Office of Research Ethics Simon Fraser University FOIPPA Accountability: An organization is responsible for personal information under its control and shall designate an individual or individuals who are accountable for the organization's compliance with the following principles. Identifying Purposes: The purposes for which personalinformation is collected shall be identified by the organization at or before the time the information is collected. Consent: The knowledge and consent of the individual are required for the collection, use or disclosure of personal information, except when inappropriate. Personal Information Protection and Electronic Documents Act (PIPEDA). Applies to the collection, use and disclosure of personal information related to the operations of a federal work, undertaking or business (e.g., banks, airlines, telecommunications companies). Since 2002, universities performing human subject research must comply with the Personal Information Protection and Electronic Documents Act (PIPEDA).
Office of Research Ethics Simon Fraser University FOIPPA Limiting Collection: The collection of personal information shall be limited to that which is necessary for the purposes identified by the organization. Information shall be collected by fair and lawful means. Limiting Use, Disclosure, and Retention: Personal information shall not be used or disclosed for purposes other than those for which it was collected, except with the consent of the individual or as required by the law. Personal information shall be retained only as long as necessary for fulfilment of those purposes. Accuracy: Personal information shall be as accurate, complete, and up-to-date as is necessary for the purposes for which it is to be used. Safeguards: Personal information shall be protected by security safeguards appropriate to the sensitivity of the information. Openness: An organization shall make readily available to individuals specific information about its policies and practices relating to the management of personal information. Individual Access: Upon request, an individual shall be informed of the existence, use and disclosure of his or her personal information and shall be given access to that information. An individual shall be able to challenge the accuracy and completeness of the information and have it amended as appropriate.
Office of Research Ethics Simon Fraser University FOIPPA Challenging Compliance: An individual shall be able to address a challenge concerning compliance with the above principles to the designated individual or individuals for the organization's compliance. Exemptions: Personal information collected, used or disclosed solely for journalistic, artistic or literary purposes or permission could infringe on the information’s accuracy where such data can contribute to a legal investigation or aid in an emergency where peoples lives and safety could be at stake and if disclosure aids, in times of emergency, matters of legal investigation, or facilitates the conservation of historically important records.
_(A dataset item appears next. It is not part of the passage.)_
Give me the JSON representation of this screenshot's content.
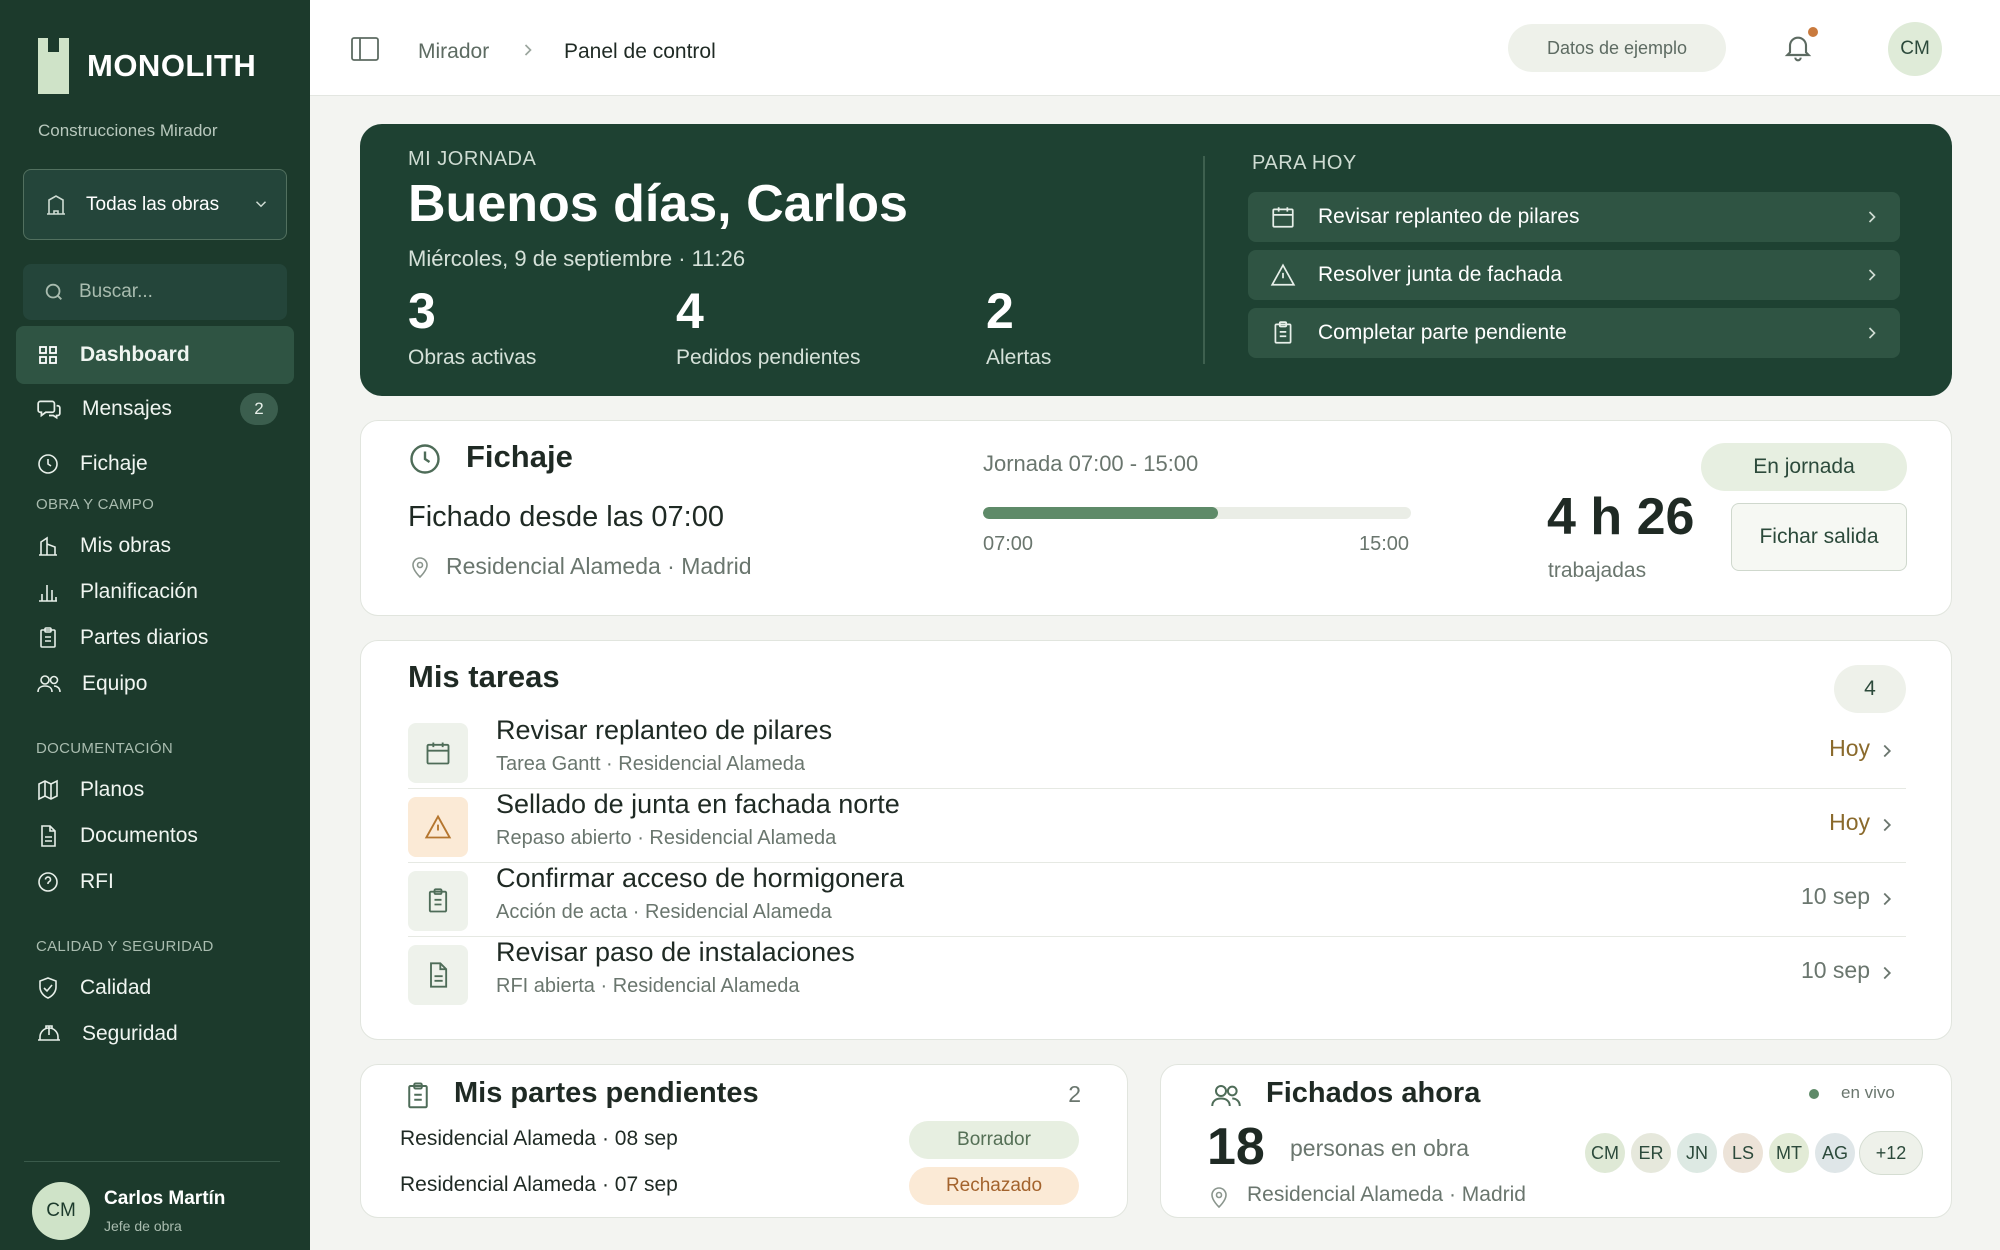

Office of Research Ethics Simon Fraser University What is the US Patriot Act? Summary of Critical Provisions • Gives government the power to access any data base, personal, business, political and social without a court order including: • Includes medical records, tax records and • books purchased, financial records, • membership in clubs or societies, use of Internet • Includes the power to break into a home and conduct secret searches without telling the resident for weeks, months, or indefinitely. • Prohibits anyone from disclosing to anyone that the information has been accessed.